How to complete this task: Retype the data below without altering anything.

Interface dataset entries
* * * * *
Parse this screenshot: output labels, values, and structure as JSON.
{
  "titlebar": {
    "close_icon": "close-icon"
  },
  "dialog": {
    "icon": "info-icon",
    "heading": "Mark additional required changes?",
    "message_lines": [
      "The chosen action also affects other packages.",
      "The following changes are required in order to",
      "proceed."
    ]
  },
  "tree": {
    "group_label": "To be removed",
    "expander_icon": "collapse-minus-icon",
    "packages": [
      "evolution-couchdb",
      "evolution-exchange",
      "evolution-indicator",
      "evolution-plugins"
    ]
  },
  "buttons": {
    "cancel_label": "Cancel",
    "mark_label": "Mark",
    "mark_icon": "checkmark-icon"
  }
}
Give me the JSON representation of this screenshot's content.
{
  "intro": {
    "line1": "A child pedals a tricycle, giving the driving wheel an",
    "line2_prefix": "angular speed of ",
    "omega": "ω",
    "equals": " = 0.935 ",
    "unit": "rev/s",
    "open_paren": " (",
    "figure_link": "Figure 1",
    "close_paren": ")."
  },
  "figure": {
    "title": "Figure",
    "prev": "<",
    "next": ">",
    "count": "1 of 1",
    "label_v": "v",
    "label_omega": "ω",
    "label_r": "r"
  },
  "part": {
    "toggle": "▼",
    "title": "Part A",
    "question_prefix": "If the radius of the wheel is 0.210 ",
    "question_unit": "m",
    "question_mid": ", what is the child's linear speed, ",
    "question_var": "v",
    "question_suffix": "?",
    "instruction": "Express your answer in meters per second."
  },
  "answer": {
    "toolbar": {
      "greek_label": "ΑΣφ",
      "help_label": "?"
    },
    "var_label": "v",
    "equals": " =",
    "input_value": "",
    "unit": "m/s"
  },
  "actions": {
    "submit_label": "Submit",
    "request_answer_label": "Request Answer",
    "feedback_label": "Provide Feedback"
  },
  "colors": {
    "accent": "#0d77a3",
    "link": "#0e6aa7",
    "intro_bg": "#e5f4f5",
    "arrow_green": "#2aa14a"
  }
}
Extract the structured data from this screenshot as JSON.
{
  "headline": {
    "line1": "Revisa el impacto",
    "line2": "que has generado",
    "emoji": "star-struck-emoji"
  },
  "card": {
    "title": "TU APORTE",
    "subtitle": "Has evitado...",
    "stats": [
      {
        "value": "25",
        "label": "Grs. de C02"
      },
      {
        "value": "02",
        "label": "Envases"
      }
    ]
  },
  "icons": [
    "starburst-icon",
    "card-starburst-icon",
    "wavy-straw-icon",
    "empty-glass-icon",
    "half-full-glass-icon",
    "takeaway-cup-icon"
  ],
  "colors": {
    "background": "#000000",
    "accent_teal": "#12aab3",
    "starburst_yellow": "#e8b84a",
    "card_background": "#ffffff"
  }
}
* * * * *
Expected answer:
Parse this screenshot: output labels, values, and structure as JSON.
{
  "titlebar": {
    "close_icon": "close-icon"
  },
  "dialog": {
    "icon": "info-icon",
    "heading": "Mark additional required changes?",
    "message_lines": [
      "The chosen action also affects other packages.",
      "The following changes are required in order to",
      "proceed."
    ]
  },
  "tree": {
    "group_label": "To be removed",
    "expander_icon": "collapse-minus-icon",
    "packages": [
      "evolution-couchdb",
      "evolution-exchange",
      "evolution-indicator",
      "evolution-plugins"
    ]
  },
  "buttons": {
    "cancel_label": "Cancel",
    "mark_label": "Mark",
    "mark_icon": "checkmark-icon"
  }
}
Give me the JSON representation of this screenshot's content.
{
  "intro": {
    "line1": "A child pedals a tricycle, giving the driving wheel an",
    "line2_prefix": "angular speed of ",
    "omega": "ω",
    "equals": " = 0.935 ",
    "unit": "rev/s",
    "open_paren": " (",
    "figure_link": "Figure 1",
    "close_paren": ")."
  },
  "figure": {
    "title": "Figure",
    "prev": "<",
    "next": ">",
    "count": "1 of 1",
    "label_v": "v",
    "label_omega": "ω",
    "label_r": "r"
  },
  "part": {
    "toggle": "▼",
    "title": "Part A",
    "question_prefix": "If the radius of the wheel is 0.210 ",
    "question_unit": "m",
    "question_mid": ", what is the child's linear speed, ",
    "question_var": "v",
    "question_suffix": "?",
    "instruction": "Express your answer in meters per second."
  },
  "answer": {
    "toolbar": {
      "greek_label": "ΑΣφ",
      "help_label": "?"
    },
    "var_label": "v",
    "equals": " =",
    "input_value": "",
    "unit": "m/s"
  },
  "actions": {
    "submit_label": "Submit",
    "request_answer_label": "Request Answer",
    "feedback_label": "Provide Feedback"
  },
  "colors": {
    "accent": "#0d77a3",
    "link": "#0e6aa7",
    "intro_bg": "#e5f4f5",
    "arrow_green": "#2aa14a"
  }
}
Extract the structured data from this screenshot as JSON.
{
  "headline": {
    "line1": "Revisa el impacto",
    "line2": "que has generado",
    "emoji": "star-struck-emoji"
  },
  "card": {
    "title": "TU APORTE",
    "subtitle": "Has evitado...",
    "stats": [
      {
        "value": "25",
        "label": "Grs. de C02"
      },
      {
        "value": "02",
        "label": "Envases"
      }
    ]
  },
  "icons": [
    "starburst-icon",
    "card-starburst-icon",
    "wavy-straw-icon",
    "empty-glass-icon",
    "half-full-glass-icon",
    "takeaway-cup-icon"
  ],
  "colors": {
    "background": "#000000",
    "accent_teal": "#12aab3",
    "starburst_yellow": "#e8b84a",
    "card_background": "#ffffff"
  }
}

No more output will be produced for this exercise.